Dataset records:
::::::::
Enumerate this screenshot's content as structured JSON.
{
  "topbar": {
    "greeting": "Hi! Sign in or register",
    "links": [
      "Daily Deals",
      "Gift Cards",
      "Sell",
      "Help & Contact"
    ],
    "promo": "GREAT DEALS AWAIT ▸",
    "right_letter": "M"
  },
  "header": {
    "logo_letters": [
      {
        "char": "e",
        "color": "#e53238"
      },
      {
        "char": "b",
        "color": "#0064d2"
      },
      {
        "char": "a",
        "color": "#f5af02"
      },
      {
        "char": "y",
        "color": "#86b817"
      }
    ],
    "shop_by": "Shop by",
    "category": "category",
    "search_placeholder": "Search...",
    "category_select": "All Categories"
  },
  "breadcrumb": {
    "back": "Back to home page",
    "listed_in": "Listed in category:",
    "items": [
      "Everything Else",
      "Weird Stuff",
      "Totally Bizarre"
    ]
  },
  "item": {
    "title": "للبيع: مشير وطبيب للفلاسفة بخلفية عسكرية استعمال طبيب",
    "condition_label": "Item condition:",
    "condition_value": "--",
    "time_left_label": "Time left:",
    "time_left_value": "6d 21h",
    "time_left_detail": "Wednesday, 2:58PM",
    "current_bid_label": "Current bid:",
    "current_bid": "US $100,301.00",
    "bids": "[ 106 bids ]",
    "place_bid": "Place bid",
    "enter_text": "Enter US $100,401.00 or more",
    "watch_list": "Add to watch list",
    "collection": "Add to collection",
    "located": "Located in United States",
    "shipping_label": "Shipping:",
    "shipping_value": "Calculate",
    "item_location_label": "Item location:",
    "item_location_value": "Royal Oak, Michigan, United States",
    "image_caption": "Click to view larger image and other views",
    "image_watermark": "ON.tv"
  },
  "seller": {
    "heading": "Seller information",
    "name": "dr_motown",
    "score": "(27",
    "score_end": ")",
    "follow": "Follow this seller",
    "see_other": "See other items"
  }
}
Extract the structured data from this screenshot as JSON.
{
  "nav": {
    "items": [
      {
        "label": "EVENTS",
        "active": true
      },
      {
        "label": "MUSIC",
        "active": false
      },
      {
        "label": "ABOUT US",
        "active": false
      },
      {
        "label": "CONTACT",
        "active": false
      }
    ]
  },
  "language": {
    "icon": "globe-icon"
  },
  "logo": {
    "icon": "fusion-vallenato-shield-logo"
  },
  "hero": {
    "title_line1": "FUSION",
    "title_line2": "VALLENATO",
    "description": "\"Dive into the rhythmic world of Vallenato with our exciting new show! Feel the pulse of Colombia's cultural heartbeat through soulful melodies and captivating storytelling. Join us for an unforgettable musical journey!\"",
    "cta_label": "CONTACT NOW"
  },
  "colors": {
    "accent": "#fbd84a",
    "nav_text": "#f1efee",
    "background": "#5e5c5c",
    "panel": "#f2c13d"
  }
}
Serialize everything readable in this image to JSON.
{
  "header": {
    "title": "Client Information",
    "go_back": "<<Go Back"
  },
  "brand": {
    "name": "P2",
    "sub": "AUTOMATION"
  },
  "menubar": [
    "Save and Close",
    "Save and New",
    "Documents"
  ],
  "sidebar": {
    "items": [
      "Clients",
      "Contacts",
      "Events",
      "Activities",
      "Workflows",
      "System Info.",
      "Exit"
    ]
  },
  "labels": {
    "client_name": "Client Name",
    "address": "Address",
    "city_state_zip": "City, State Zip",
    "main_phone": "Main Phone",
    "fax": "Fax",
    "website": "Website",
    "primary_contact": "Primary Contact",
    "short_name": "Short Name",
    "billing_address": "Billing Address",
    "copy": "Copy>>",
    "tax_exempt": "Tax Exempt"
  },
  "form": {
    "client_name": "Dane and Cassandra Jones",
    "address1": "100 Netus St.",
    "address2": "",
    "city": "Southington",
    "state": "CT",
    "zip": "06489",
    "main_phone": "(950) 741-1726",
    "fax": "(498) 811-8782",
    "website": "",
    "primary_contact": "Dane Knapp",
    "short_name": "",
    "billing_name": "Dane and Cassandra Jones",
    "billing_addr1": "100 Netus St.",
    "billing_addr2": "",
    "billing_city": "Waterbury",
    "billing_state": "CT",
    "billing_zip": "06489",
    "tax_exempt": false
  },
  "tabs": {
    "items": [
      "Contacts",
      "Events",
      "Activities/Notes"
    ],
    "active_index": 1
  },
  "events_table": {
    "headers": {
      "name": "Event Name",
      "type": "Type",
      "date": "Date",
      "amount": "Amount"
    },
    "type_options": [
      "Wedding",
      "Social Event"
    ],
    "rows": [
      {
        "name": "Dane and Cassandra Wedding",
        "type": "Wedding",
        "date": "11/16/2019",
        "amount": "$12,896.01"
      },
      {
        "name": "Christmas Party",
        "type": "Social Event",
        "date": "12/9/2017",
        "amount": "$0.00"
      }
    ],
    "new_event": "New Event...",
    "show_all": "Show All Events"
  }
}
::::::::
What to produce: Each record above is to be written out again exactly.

Completed exercise:
Enumerate this screenshot's content as structured JSON.
{
  "topbar": {
    "greeting": "Hi! Sign in or register",
    "links": [
      "Daily Deals",
      "Gift Cards",
      "Sell",
      "Help & Contact"
    ],
    "promo": "GREAT DEALS AWAIT ▸",
    "right_letter": "M"
  },
  "header": {
    "logo_letters": [
      {
        "char": "e",
        "color": "#e53238"
      },
      {
        "char": "b",
        "color": "#0064d2"
      },
      {
        "char": "a",
        "color": "#f5af02"
      },
      {
        "char": "y",
        "color": "#86b817"
      }
    ],
    "shop_by": "Shop by",
    "category": "category",
    "search_placeholder": "Search...",
    "category_select": "All Categories"
  },
  "breadcrumb": {
    "back": "Back to home page",
    "listed_in": "Listed in category:",
    "items": [
      "Everything Else",
      "Weird Stuff",
      "Totally Bizarre"
    ]
  },
  "item": {
    "title": "للبيع: مشير وطبيب للفلاسفة بخلفية عسكرية استعمال طبيب",
    "condition_label": "Item condition:",
    "condition_value": "--",
    "time_left_label": "Time left:",
    "time_left_value": "6d 21h",
    "time_left_detail": "Wednesday, 2:58PM",
    "current_bid_label": "Current bid:",
    "current_bid": "US $100,301.00",
    "bids": "[ 106 bids ]",
    "place_bid": "Place bid",
    "enter_text": "Enter US $100,401.00 or more",
    "watch_list": "Add to watch list",
    "collection": "Add to collection",
    "located": "Located in United States",
    "shipping_label": "Shipping:",
    "shipping_value": "Calculate",
    "item_location_label": "Item location:",
    "item_location_value": "Royal Oak, Michigan, United States",
    "image_caption": "Click to view larger image and other views",
    "image_watermark": "ON.tv"
  },
  "seller": {
    "heading": "Seller information",
    "name": "dr_motown",
    "score": "(27",
    "score_end": ")",
    "follow": "Follow this seller",
    "see_other": "See other items"
  }
}
Extract the structured data from this screenshot as JSON.
{
  "nav": {
    "items": [
      {
        "label": "EVENTS",
        "active": true
      },
      {
        "label": "MUSIC",
        "active": false
      },
      {
        "label": "ABOUT US",
        "active": false
      },
      {
        "label": "CONTACT",
        "active": false
      }
    ]
  },
  "language": {
    "icon": "globe-icon"
  },
  "logo": {
    "icon": "fusion-vallenato-shield-logo"
  },
  "hero": {
    "title_line1": "FUSION",
    "title_line2": "VALLENATO",
    "description": "\"Dive into the rhythmic world of Vallenato with our exciting new show! Feel the pulse of Colombia's cultural heartbeat through soulful melodies and captivating storytelling. Join us for an unforgettable musical journey!\"",
    "cta_label": "CONTACT NOW"
  },
  "colors": {
    "accent": "#fbd84a",
    "nav_text": "#f1efee",
    "background": "#5e5c5c",
    "panel": "#f2c13d"
  }
}
Serialize everything readable in this image to JSON.
{
  "header": {
    "title": "Client Information",
    "go_back": "<<Go Back"
  },
  "brand": {
    "name": "P2",
    "sub": "AUTOMATION"
  },
  "menubar": [
    "Save and Close",
    "Save and New",
    "Documents"
  ],
  "sidebar": {
    "items": [
      "Clients",
      "Contacts",
      "Events",
      "Activities",
      "Workflows",
      "System Info.",
      "Exit"
    ]
  },
  "labels": {
    "client_name": "Client Name",
    "address": "Address",
    "city_state_zip": "City, State Zip",
    "main_phone": "Main Phone",
    "fax": "Fax",
    "website": "Website",
    "primary_contact": "Primary Contact",
    "short_name": "Short Name",
    "billing_address": "Billing Address",
    "copy": "Copy>>",
    "tax_exempt": "Tax Exempt"
  },
  "form": {
    "client_name": "Dane and Cassandra Jones",
    "address1": "100 Netus St.",
    "address2": "",
    "city": "Southington",
    "state": "CT",
    "zip": "06489",
    "main_phone": "(950) 741-1726",
    "fax": "(498) 811-8782",
    "website": "",
    "primary_contact": "Dane Knapp",
    "short_name": "",
    "billing_name": "Dane and Cassandra Jones",
    "billing_addr1": "100 Netus St.",
    "billing_addr2": "",
    "billing_city": "Waterbury",
    "billing_state": "CT",
    "billing_zip": "06489",
    "tax_exempt": false
  },
  "tabs": {
    "items": [
      "Contacts",
      "Events",
      "Activities/Notes"
    ],
    "active_index": 1
  },
  "events_table": {
    "headers": {
      "name": "Event Name",
      "type": "Type",
      "date": "Date",
      "amount": "Amount"
    },
    "type_options": [
      "Wedding",
      "Social Event"
    ],
    "rows": [
      {
        "name": "Dane and Cassandra Wedding",
        "type": "Wedding",
        "date": "11/16/2019",
        "amount": "$12,896.01"
      },
      {
        "name": "Christmas Party",
        "type": "Social Event",
        "date": "12/9/2017",
        "amount": "$0.00"
      }
    ],
    "new_event": "New Event...",
    "show_all": "Show All Events"
  }
}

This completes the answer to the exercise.